During our plan to plant 43 trees on the field, which required the planted trees to be watered, we discovered that the locked hydrant at the south of the field was not operative, and that even the drinking fountain installed with private funds in 2010 had been disconnected during the construction of the Francis Dog Park in the fall of 2015.
We resorted to watering the trees with private water from the parking level of the building at 2501 M Street. For the hot-weather grass planting we were required to do in June, we ran sprinklers from a single spigot on the exterior of the Francis Swimming Pool, as described above.
Meanwhile we worked to convince the DC Department of General Services (DGS) that the drinking fountain as well as new field hydrants could be activated without digging up concrete on 25th Street.
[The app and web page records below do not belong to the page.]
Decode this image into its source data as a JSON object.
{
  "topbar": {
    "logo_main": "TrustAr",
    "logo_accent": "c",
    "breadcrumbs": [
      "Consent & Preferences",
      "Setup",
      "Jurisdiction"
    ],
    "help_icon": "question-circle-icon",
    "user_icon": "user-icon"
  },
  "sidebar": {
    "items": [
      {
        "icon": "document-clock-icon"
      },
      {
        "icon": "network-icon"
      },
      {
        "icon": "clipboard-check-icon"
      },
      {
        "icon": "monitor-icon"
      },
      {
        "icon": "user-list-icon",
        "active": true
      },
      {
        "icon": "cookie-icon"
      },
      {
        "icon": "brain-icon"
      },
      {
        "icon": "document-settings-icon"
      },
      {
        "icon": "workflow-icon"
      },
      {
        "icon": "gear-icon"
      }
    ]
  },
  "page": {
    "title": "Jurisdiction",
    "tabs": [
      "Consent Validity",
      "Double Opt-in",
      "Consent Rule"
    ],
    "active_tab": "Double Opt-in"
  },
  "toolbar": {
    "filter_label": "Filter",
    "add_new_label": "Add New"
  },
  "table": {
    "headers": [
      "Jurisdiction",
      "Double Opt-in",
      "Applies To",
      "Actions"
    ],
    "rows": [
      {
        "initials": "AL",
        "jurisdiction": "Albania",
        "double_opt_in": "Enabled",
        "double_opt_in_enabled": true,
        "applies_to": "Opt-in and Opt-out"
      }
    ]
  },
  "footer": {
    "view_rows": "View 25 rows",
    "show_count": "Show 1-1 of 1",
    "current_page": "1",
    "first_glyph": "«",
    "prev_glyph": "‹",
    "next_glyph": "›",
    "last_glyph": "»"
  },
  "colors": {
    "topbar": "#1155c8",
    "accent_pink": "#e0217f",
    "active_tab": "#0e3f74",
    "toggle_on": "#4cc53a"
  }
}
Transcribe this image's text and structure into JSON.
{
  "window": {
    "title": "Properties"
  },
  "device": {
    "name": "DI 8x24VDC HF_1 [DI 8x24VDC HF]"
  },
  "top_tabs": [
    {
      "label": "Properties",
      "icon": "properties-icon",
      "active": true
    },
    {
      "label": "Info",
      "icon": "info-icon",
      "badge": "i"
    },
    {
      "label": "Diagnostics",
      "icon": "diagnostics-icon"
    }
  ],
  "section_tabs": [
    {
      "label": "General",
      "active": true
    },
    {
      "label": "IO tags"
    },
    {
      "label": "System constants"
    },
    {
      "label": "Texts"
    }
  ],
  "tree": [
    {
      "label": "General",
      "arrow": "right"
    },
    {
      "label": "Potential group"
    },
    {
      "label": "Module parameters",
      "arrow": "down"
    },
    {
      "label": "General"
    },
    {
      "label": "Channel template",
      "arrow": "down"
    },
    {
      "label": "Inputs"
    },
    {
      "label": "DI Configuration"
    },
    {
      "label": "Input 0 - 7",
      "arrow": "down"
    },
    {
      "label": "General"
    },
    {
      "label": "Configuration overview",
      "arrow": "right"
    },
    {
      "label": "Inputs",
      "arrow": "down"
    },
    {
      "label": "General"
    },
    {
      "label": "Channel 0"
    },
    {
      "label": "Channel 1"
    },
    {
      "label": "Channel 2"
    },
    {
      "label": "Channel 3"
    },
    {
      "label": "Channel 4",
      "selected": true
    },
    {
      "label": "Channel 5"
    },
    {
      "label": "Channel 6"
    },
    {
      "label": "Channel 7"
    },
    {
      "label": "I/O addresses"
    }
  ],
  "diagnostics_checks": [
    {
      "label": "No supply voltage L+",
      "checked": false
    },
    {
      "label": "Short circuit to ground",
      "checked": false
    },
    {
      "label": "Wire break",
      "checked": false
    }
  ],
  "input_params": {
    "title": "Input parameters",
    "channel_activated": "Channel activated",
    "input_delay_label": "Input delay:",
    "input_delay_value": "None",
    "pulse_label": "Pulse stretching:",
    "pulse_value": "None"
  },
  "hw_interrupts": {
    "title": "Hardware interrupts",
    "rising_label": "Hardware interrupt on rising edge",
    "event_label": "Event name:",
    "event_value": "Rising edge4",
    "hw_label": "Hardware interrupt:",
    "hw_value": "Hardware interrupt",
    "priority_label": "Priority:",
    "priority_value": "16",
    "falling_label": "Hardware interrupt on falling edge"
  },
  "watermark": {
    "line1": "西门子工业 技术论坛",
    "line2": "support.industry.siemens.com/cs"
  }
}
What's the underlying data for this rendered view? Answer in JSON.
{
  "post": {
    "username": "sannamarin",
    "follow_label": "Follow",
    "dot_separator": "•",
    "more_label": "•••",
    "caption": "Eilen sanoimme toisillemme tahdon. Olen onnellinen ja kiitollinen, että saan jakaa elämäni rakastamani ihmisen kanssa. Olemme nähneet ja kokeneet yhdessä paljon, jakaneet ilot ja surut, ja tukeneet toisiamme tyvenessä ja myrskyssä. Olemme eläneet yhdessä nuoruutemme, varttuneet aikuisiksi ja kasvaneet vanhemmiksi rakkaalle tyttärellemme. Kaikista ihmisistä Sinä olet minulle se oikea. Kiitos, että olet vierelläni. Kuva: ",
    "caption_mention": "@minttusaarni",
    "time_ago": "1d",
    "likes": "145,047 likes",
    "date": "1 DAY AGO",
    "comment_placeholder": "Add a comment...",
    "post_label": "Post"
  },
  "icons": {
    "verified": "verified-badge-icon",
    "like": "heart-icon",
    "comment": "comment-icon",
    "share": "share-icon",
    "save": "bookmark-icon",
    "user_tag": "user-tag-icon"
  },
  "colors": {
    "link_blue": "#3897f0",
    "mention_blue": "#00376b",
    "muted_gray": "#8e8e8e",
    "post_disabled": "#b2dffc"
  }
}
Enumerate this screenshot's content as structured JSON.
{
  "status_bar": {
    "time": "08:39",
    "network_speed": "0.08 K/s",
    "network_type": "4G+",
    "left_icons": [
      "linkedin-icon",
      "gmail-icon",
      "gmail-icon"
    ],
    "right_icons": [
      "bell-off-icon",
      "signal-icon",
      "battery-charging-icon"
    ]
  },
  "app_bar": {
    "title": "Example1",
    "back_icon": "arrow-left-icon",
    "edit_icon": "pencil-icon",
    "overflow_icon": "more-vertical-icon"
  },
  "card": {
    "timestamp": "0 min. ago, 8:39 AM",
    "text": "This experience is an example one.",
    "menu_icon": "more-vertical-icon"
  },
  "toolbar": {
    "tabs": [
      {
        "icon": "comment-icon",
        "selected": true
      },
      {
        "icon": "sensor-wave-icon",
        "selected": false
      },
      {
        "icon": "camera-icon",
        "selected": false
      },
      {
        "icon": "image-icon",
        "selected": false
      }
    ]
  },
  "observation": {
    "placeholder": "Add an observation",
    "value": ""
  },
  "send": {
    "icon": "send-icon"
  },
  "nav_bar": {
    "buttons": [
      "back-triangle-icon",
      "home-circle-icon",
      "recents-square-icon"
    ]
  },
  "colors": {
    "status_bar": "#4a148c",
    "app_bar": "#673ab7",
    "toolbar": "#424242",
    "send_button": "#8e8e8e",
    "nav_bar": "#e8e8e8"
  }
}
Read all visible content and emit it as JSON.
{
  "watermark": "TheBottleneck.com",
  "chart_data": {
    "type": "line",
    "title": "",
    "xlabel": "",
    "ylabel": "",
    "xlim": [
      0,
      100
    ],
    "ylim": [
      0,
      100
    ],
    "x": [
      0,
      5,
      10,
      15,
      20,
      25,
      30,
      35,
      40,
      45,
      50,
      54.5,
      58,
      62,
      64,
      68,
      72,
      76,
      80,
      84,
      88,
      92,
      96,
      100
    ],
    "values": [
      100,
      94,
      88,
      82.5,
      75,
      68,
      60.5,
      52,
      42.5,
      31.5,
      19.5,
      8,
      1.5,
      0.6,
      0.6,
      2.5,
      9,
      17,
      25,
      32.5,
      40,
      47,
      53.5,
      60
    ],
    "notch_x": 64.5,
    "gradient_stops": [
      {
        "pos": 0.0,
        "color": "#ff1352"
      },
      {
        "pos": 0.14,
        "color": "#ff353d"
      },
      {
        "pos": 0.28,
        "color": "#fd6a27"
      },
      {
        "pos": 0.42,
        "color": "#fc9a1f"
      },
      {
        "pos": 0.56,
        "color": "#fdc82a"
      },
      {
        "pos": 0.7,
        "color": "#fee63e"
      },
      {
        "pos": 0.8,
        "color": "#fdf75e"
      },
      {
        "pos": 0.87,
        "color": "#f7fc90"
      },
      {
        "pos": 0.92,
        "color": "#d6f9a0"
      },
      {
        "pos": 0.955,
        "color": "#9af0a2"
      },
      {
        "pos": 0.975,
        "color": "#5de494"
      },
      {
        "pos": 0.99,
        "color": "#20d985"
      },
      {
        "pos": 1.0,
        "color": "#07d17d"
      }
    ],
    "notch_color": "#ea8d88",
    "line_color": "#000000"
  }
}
Shown at left is the diagram we submitted, proposing new water lines from the swimming pool instead.
DGS approved our plan, as did DC Water. Construction of the water lines took place during the first few days of August, and the plumbing connections were made inside the pool house of Francis Swimming Pool, which, of course, has an ample supply of city water. By August 3, the drinking fountain was hooked up again, and two field hydrants were installed, providing better water pressure for our temporary sprinkler system.
Within several days we were able to disconnect our makeshift irrigation system from the spigot on the swimming pool.
As shown in the photo at right, our makeshift system was effective in making the grass (and weeds) grow on the field, eliminating storm-water run-off, and providing a green and natural playing surface rather than the bare dirt that had existed on the field for decades.
Irrigating the field with the temporary system this way will not be possible much longer, as the system will have to be removed for the winter. It will not be replaced when the field is re-opened to play on March 19, 2018.
FFF remains committed to a stored rainwater system for irrigating Francis Field, and we will be continuing our study.
Volunteers and donations are welcome for this project. Please see the Funding article on this website.
01. Jessica Porter, "GWU Repairs City-Owned Field in Unique Agreement," Washington Post, November 8, 1990.
02. George Washington University, "Francis Field is New Home for Colonials Soccer and Baseball Teams," (press release), October 10, 1990.
03. District of Columbia Department of Parks and Recreation, "Exhibit A: 2017 Partnership Plan," Modification to the Cooperative Agreement Between the Friends of Francis Field and the Department of Parks and Recreation, March 1, 2017. [ FFF web pdf ]